and the next $1,000 will be taxed at the child's 5% or 10% tax rate
depending on earned income.
Additional income is taxed at the parents' rate, which may be a lot higher
However, the "kiddie tax" that results from reporting the
child's income on a parent's return can indirectly result in a higher
family tax burden.
The reason is that if
your child's income exceeds $2,000, any excess will increase your
"adjusted gross income," which in turn can reduce some of your
tax benefits. The size of certain tax benefits is tied to your adjusted
gross income. Generally, the higher your income, the smaller your
Among the tax benefits at risk are write-offs for medical and
"miscellaneous" itemized expenses, Individual Retirement Account
deductions and the child-care credit. The list grows longer for
higher-income parents who are subject to automatic reductions in most
itemized deductions and a phaseout of personal exemptions as their income
On the other hand, reporting the child's income on a
parent's return can increase the amount of investment interest expense
that the parent can write off and raise the deductible ceiling on large
charitable contributions. But relatively few people will find those
advantages outweighing the disadvantages of including the child's income
on their own return.
Nevertheless, filing a separate return
for the child may not be the most economical option either. We know from
experience that it takes time for both the preparation and the internal
processing of an additional tax return in our office to prepare a special

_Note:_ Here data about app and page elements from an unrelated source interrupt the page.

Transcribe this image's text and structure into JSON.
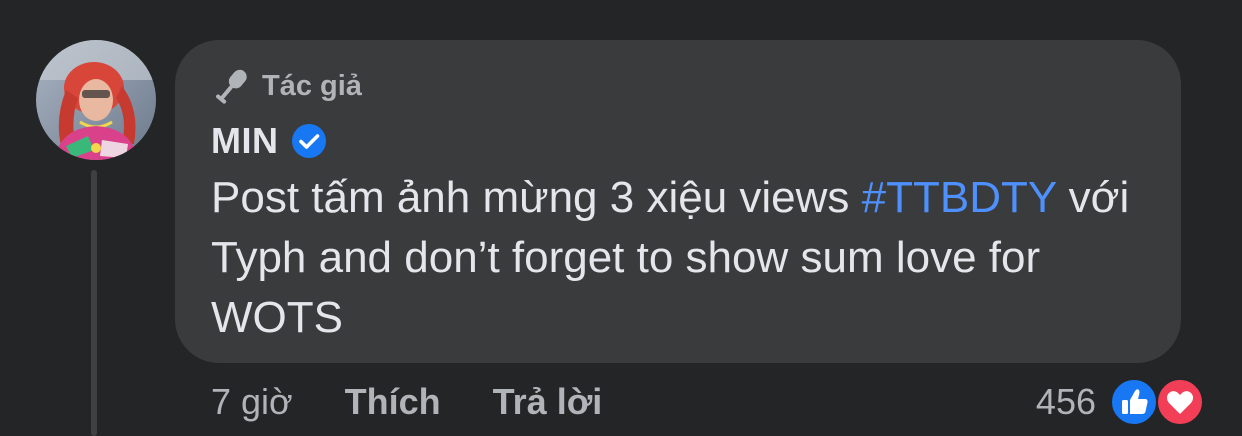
{
  "comment": {
    "badge_icon": "microphone-icon",
    "badge_label": "Tác giả",
    "author_name": "MIN",
    "verified_icon": "verified-checkmark-icon",
    "text_before_hashtag": "Post tấm ảnh mừng 3 xiệu views ",
    "hashtag": "#TTBDTY",
    "text_after_hashtag": " với Typh and don’t forget to show sum love for WOTS"
  },
  "actions": {
    "time": "7 giờ",
    "like_label": "Thích",
    "reply_label": "Trả lời"
  },
  "reactions": {
    "count": "456",
    "icons": [
      "like-icon",
      "love-icon"
    ]
  },
  "colors": {
    "background": "#242526",
    "bubble": "#3a3b3c",
    "primary_text": "#e4e6eb",
    "secondary_text": "#b0b3b8",
    "hashtag": "#4d90fe",
    "verified_blue": "#1877f2",
    "love_red": "#f33e58"
  }
}
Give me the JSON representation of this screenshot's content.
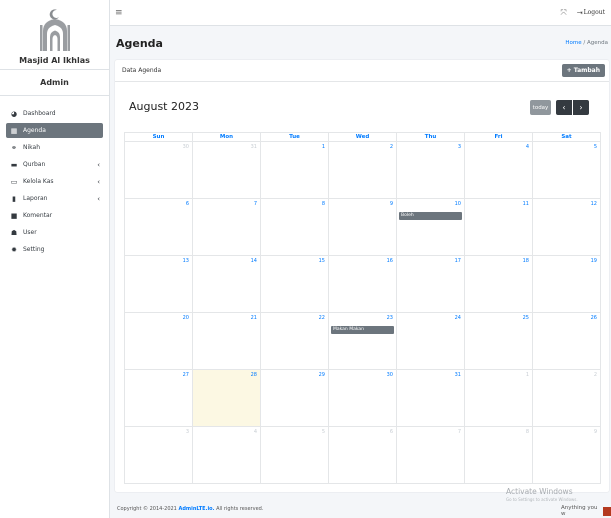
{
  "sidebar": {
    "brand_name": "Masjid Al Ikhlas",
    "user_name": "Admin",
    "items": [
      {
        "label": "Dashboard",
        "icon": "dashboard-icon",
        "active": false,
        "caret": false
      },
      {
        "label": "Agenda",
        "icon": "calendar-icon",
        "active": true,
        "caret": false
      },
      {
        "label": "Nikah",
        "icon": "rings-icon",
        "active": false,
        "caret": false
      },
      {
        "label": "Qurban",
        "icon": "cow-icon",
        "active": false,
        "caret": true
      },
      {
        "label": "Kelola Kas",
        "icon": "money-icon",
        "active": false,
        "caret": true
      },
      {
        "label": "Laporan",
        "icon": "file-icon",
        "active": false,
        "caret": true
      },
      {
        "label": "Komentar",
        "icon": "comment-icon",
        "active": false,
        "caret": false
      },
      {
        "label": "User",
        "icon": "users-icon",
        "active": false,
        "caret": false
      },
      {
        "label": "Setting",
        "icon": "gear-icon",
        "active": false,
        "caret": false
      }
    ]
  },
  "topbar": {
    "logout_label": "Logout"
  },
  "header": {
    "title": "Agenda",
    "breadcrumb_home": "Home",
    "breadcrumb_sep": " / ",
    "breadcrumb_current": "Agenda"
  },
  "card": {
    "title": "Data Agenda",
    "add_button": "+ Tambah"
  },
  "calendar": {
    "month_title": "August 2023",
    "today_label": "today",
    "prev_glyph": "‹",
    "next_glyph": "›",
    "weekdays": [
      "Sun",
      "Mon",
      "Tue",
      "Wed",
      "Thu",
      "Fri",
      "Sat"
    ],
    "weeks": [
      [
        {
          "n": "30",
          "other": true
        },
        {
          "n": "31",
          "other": true
        },
        {
          "n": "1"
        },
        {
          "n": "2"
        },
        {
          "n": "3"
        },
        {
          "n": "4"
        },
        {
          "n": "5"
        }
      ],
      [
        {
          "n": "6"
        },
        {
          "n": "7"
        },
        {
          "n": "8"
        },
        {
          "n": "9"
        },
        {
          "n": "10",
          "event": "Boleh"
        },
        {
          "n": "11"
        },
        {
          "n": "12"
        }
      ],
      [
        {
          "n": "13"
        },
        {
          "n": "14"
        },
        {
          "n": "15"
        },
        {
          "n": "16"
        },
        {
          "n": "17"
        },
        {
          "n": "18"
        },
        {
          "n": "19"
        }
      ],
      [
        {
          "n": "20"
        },
        {
          "n": "21"
        },
        {
          "n": "22"
        },
        {
          "n": "23",
          "event": "Makan Makan"
        },
        {
          "n": "24"
        },
        {
          "n": "25"
        },
        {
          "n": "26"
        }
      ],
      [
        {
          "n": "27"
        },
        {
          "n": "28",
          "today": true
        },
        {
          "n": "29"
        },
        {
          "n": "30"
        },
        {
          "n": "31"
        },
        {
          "n": "1",
          "other": true
        },
        {
          "n": "2",
          "other": true
        }
      ],
      [
        {
          "n": "3",
          "other": true
        },
        {
          "n": "4",
          "other": true
        },
        {
          "n": "5",
          "other": true
        },
        {
          "n": "6",
          "other": true
        },
        {
          "n": "7",
          "other": true
        },
        {
          "n": "8",
          "other": true
        },
        {
          "n": "9",
          "other": true
        }
      ]
    ]
  },
  "footer": {
    "prefix": "Copyright © 2014-2021 ",
    "brand": "AdminLTE.io.",
    "suffix": " All rights reserved."
  },
  "watermark": {
    "title": "Activate Windows",
    "subtitle": "Go to Settings to activate Windows.",
    "overlay_text": "Anything you w"
  },
  "colors": {
    "accent": "#007bff",
    "active_nav": "#6c757d",
    "today_bg": "#fcf8e3"
  }
}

return for your child. Rest assured, however that we do attempt to
make the best decision for our clients in each individual situation.